Quality Assurance (QA) refers to the process of confirming that a company’s quality requirements are being met. Production quality management includes planning, execution, and monitoring of activities. Quality assurance is an aspect of monitoring this discipline.
What is Quality Assurance?
From a broader viewpoint, quality assurance is a systematic effort of a company to ensure that its end product meets its intended use, meets customer expectations, and is consistently manufactured without defects.
Of course, how well a company manages a quality assurance program depends on the complexity of the final product, the number of processes required to manufacture the product, and the accuracy with which individual processes are defined and controlled. Quality assurance is not a stand-alone system.
Quality assurance 101
Once upon a time, quality was strictly related to the manufacturing industry. Hence the term “quality control” – the aim was to identify and reject defective products at the assembly plant before reaching the consumer. On the other hand, Quality Assurance takes an entirely different approach: it focuses on preventing defects and improving software quality from the early stages of the development process.
Quality Assurance is all about creating the best possible product for the customers. Think of it as checking for errors, weaknesses, and points of failure multiple times. This is done by testing and monitoring the software continuously and pushing its boundaries in different directions. In this way, companies can reveal valuable information that leads to higher quality products.
The secret ingredient that makes quality assurance processes valuable is its “human factor.” Quite different from code-based testing, which is usually more linear and predictable, quality assurance engineers’ role is to anticipate what the user might do creatively. Even if it is outside the application’s goals, you can never really know what the user will do with it until it happens. Ultimately, this reduces downtime and errors in the end product while providing much better user experience.
Broadly speaking, QA testing can be broken down into two main branches:
Functional Testing: In this type of test, engineers verify that all systems are operating as expected. Each component must function as intended, and all data processing should happen correctly.
Performance Testing: This serves a larger creative part of testing, where engineers run the software in different situations to see how it works. Standard metrics include response and transaction times, quantitative testing, and stress testing.
Implementation of the Quality Assurance process
Since your development team is skilled and knowledgeable, the scope of quality assurance extends further than they do. Software developers already know the software inside out, what each function does, and its performance. They are preconditioned to expect some experience.
How could this be harmful to testing your application? Well, making them linked to “creator prejudices,” inextricably. Working with someone else, especially if they are highly qualified for the task, should introduce a much more comprehensive and broad software approach.
Again, to clarify: software developers are not quality assurance engineers. You’ll find that these two parties have entirely split the work into two different departments into large development companies. Their workflow and communication are dictated by tracking tools that measure progress at all stages of development. However, most companies cannot afford to have both departments in place, making outsourcing the most cost-effective solution.
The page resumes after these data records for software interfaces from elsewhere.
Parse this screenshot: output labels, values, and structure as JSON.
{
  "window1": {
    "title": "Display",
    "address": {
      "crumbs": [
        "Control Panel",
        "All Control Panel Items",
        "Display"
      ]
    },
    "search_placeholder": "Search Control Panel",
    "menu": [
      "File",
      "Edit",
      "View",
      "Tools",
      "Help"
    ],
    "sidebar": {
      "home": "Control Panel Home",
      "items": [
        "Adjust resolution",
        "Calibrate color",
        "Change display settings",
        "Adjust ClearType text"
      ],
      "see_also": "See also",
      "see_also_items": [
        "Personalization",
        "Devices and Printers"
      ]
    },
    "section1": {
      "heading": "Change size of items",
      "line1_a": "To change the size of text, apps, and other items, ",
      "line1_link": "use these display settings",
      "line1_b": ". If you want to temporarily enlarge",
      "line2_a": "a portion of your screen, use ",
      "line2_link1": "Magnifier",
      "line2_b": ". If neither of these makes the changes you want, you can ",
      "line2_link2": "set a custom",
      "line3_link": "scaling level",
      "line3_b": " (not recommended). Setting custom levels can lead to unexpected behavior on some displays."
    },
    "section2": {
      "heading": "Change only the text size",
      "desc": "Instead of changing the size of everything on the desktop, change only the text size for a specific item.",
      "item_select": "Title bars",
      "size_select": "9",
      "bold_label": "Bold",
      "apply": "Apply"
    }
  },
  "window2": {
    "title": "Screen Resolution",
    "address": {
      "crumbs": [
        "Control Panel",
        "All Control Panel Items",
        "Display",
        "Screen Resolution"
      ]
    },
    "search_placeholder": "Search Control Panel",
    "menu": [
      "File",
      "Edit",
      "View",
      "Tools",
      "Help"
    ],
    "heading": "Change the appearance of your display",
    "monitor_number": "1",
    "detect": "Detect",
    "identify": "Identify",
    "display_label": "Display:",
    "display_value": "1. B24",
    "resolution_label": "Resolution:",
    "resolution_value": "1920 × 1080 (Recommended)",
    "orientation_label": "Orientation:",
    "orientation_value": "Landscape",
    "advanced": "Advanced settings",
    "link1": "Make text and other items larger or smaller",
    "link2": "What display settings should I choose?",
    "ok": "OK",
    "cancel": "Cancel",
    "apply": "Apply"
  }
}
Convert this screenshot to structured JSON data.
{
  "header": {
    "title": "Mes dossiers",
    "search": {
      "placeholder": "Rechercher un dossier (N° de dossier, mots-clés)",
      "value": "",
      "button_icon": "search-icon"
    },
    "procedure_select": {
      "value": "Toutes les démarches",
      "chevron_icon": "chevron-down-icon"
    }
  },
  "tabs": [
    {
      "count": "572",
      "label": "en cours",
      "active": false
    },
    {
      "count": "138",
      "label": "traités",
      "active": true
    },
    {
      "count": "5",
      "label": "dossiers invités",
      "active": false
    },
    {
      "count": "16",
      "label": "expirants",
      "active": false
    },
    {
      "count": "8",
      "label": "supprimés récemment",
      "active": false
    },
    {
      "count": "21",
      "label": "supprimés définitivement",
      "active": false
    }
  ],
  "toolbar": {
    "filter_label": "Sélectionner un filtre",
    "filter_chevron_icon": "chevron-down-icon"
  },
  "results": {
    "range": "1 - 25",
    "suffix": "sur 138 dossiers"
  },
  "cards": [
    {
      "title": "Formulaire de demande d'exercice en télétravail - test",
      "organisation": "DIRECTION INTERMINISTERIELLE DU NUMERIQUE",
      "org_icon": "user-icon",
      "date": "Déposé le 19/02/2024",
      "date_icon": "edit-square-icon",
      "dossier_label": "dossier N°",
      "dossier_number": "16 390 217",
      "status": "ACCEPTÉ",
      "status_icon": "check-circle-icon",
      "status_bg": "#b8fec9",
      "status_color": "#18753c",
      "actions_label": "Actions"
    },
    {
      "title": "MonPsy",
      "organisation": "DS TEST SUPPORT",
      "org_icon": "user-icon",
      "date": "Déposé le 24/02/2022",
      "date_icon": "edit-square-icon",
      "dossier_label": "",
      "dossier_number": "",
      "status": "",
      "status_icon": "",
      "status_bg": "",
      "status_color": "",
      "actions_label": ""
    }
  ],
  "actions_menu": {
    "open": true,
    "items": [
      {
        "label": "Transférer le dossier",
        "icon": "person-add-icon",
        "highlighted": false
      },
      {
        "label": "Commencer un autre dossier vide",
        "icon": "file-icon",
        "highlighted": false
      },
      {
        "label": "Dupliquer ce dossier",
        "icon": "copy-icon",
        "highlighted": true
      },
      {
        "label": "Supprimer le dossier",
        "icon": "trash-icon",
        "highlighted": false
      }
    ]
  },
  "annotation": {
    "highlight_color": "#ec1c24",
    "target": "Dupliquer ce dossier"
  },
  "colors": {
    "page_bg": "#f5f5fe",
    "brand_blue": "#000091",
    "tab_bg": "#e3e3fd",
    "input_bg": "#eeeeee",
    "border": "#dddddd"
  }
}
The value of outsourcing quality assurance and testing services is likely higher than at any other software development stage. Why? Because solving problems (and finding problems) takes perspective. To achieve the best results, QA needs to be as comprehensive as possible. Whether you are reaching out for QA and testing services or doing it all by yourself, there are certain things that you need to keep in mind to get the most out of your QA implementation.
The early and ongoing integration
Regardless of the size of a project, quality control delivers the best results when integrated adequately into the development teams’ workflow. Ideally, testing should begin as soon as a functional prototype is available and will evolve with product development.
Running an adapted quality control process is much better than running general operations out of focus – more is not always better. Each software product has particular testing needs that must follow specific goals that provide value to the project. Still, it’s best to run as many quality tests as possible.
Take advantage of automation
Machine algorithms are our best allies to keep everything running smoothly. In the past, quality assurance tasks were somewhat manual, but now automated tasks are incredibly efficient and excellent at producing higher quality results in shorter time frames.
Nobody sees the future, but anyone can prepare for it. An excellent quality assurance process anticipates the most likely (and sometimes the most unlikely) scenarios to maximize both scalability and project flexibility.
Measure and learn
Measuring the performance and results of the quality control process is the only way to get the results you want. Any quality assurance process should focus on gathering quality information, identifying key indicators, and strategically using them to influence all software decisions.
The only way to prioritize QA testing is to implement it throughout your overall product development strategy. Even in cases where companies lack in-house staff or access to the time and resources needed to conduct comprehensive QA testing, outsourcing to a reputed QA services company is the ideal solution to access all the benefits of quality assurance through specialized professionals.